16. Return to Waterlow Park through the same gate and take the major path winding left up the hill, soon forking right towards St Joseph’s Church (1889). Pass between two lakes, immediately forking left, then turn left in front of the high brick wall. The second gap in the wall gives access to Lauderdale House, which contains a café and toilets, otherwise continue on either of two forward paths to pass Waterlow’s statue.There are fine views towards central London from hereabouts. Turn right at the T-junction, keeping right to exit the park at Highgate High Street.
17. Turn left and walk the length of the street, which affords a number of refreshment possibilities. Use pedestrian crossings over both South Grove and West Hill. Pass the Gatehouse Theatre-Pub on the left (good-value food and drink available here) and Highgate School (where John Betjeman was educated) in North Road on the right.
Drop-out point: Several bus routes are available from here connecting to local tube stations. Bus 604 (which runs Mondays-Fridays only) can take you back to Hampstead Tube.
18. Now turn left down Hampstead Lane and take the next left, The Grove, soon turning right into Fitzroy Park, a private road. Follow this all the way, bending left with the road at the foot of the hill, and eventually arriving back at the foot of Merton Lane, where turn very sharply right into Millfield Lane.

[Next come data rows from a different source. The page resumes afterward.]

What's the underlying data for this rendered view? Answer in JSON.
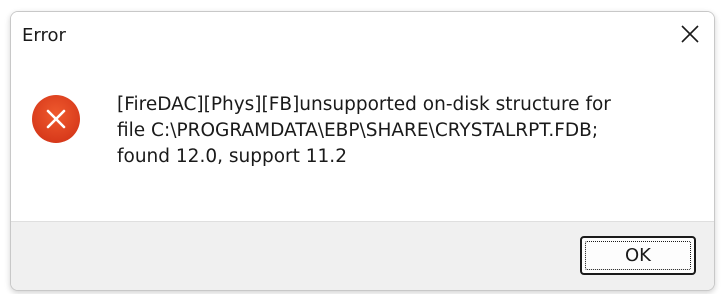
{
  "dialog": {
    "title": "Error",
    "close_icon": "close-icon",
    "icon": "error-icon",
    "message": "[FireDAC][Phys][FB]unsupported on-disk structure for\nfile C:\\PROGRAMDATA\\EBP\\SHARE\\CRYSTALRPT.FDB;\nfound 12.0, support 11.2",
    "ok_label": "OK"
  },
  "colors": {
    "error_icon_fill": "#e0401d",
    "error_icon_mark": "#ffffff",
    "footer_background": "#f0f0f0",
    "dialog_background": "#ffffff"
  }
}
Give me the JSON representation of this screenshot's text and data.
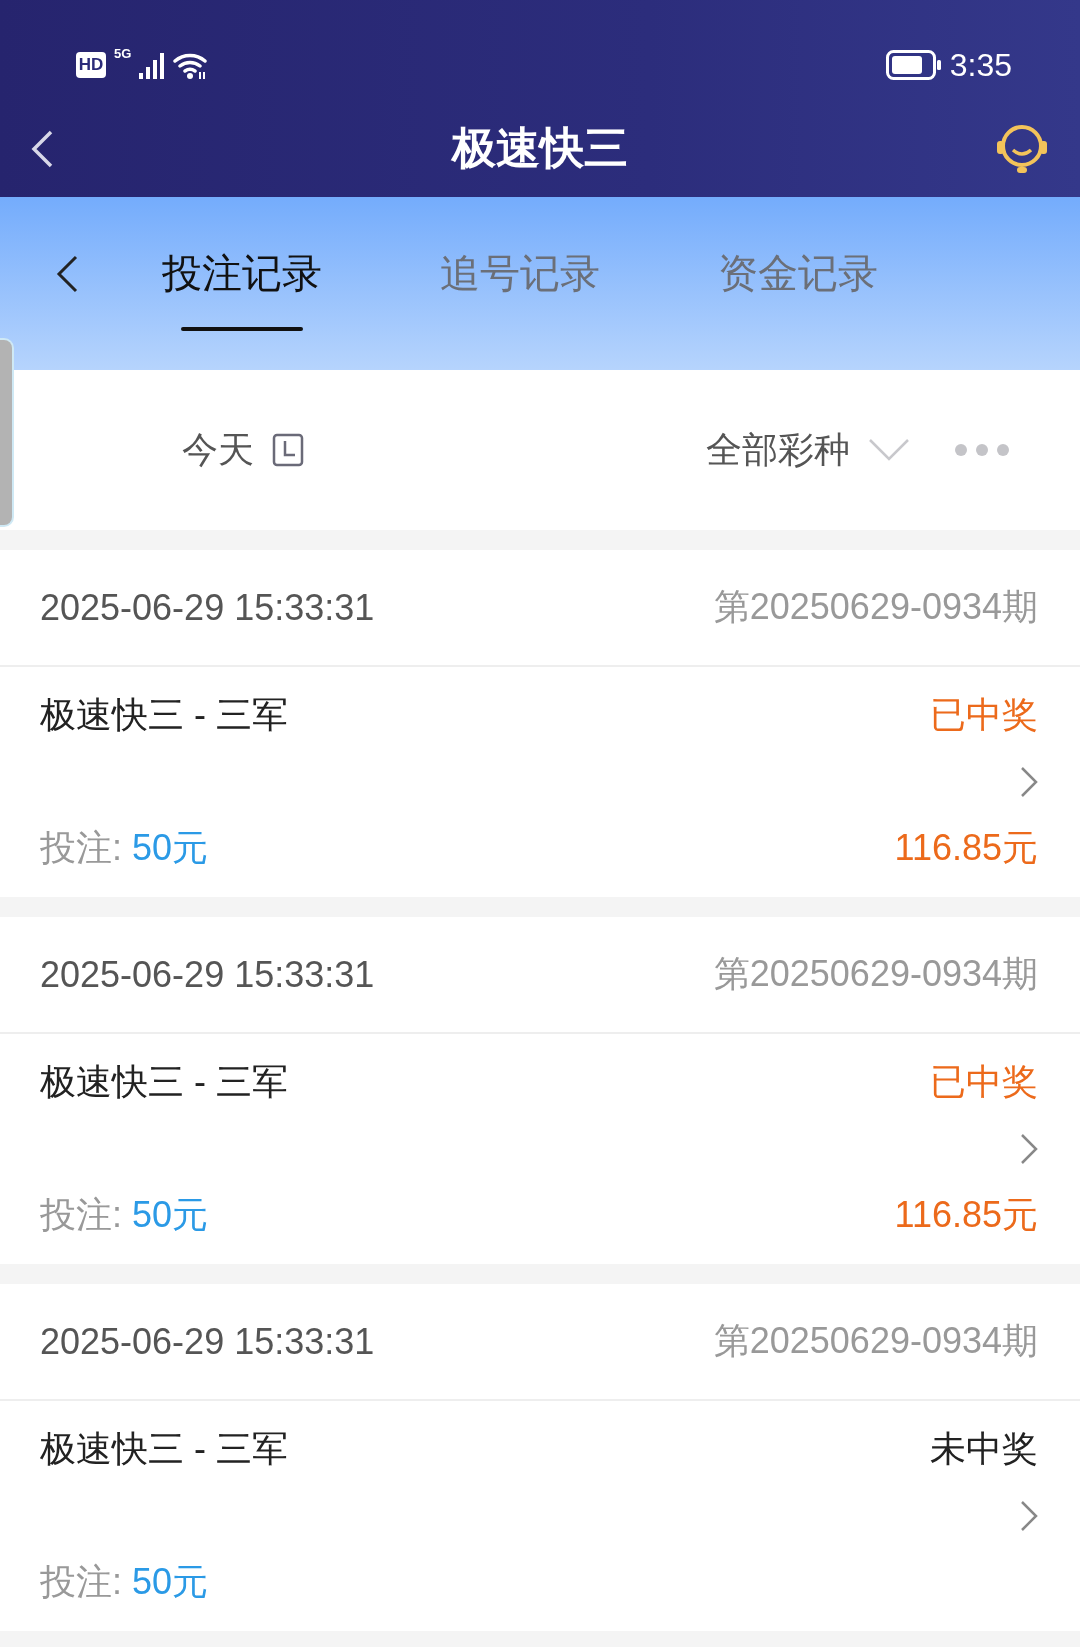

You have now arrived back at point 7.
Visiting Highgate Cemetery: Exploration of the Western Cemetery is by guided tour only for safety reasons. Although there are frequent daily tours, these can be popular, and you might wish to book ahead by telephoning 020 8340 1834. Visits to the Eastern Cemetery are usually self-guided, although occasional guided tours do take place. Hours could be spent here, but the following instructions should suffice for a quick tour.
About 100 metres past the entrance kiosk, take the first major fork left, following the path as it bends left then right. Karl Marx’s monument is then on the right - its bulk making it unmissable. It bears the uncompromising inscription: “The philosophers have only interpreted the World in various ways. The point however is to change it.”
Continue on, following the cemetery’s bottom-most path. Near the south entrance gate is a monument with a depiction of a dog’s head - ironically his name is more prominent than his owner's. Turn right uphill here to follow the main path back to the entrance, noting a number of graves with Chinese inscriptions on the way.
Karl Marx Monument
A faithful dog - Emperor
© Mike Biggs, Ramblers (Inner London Area), 2006-2010.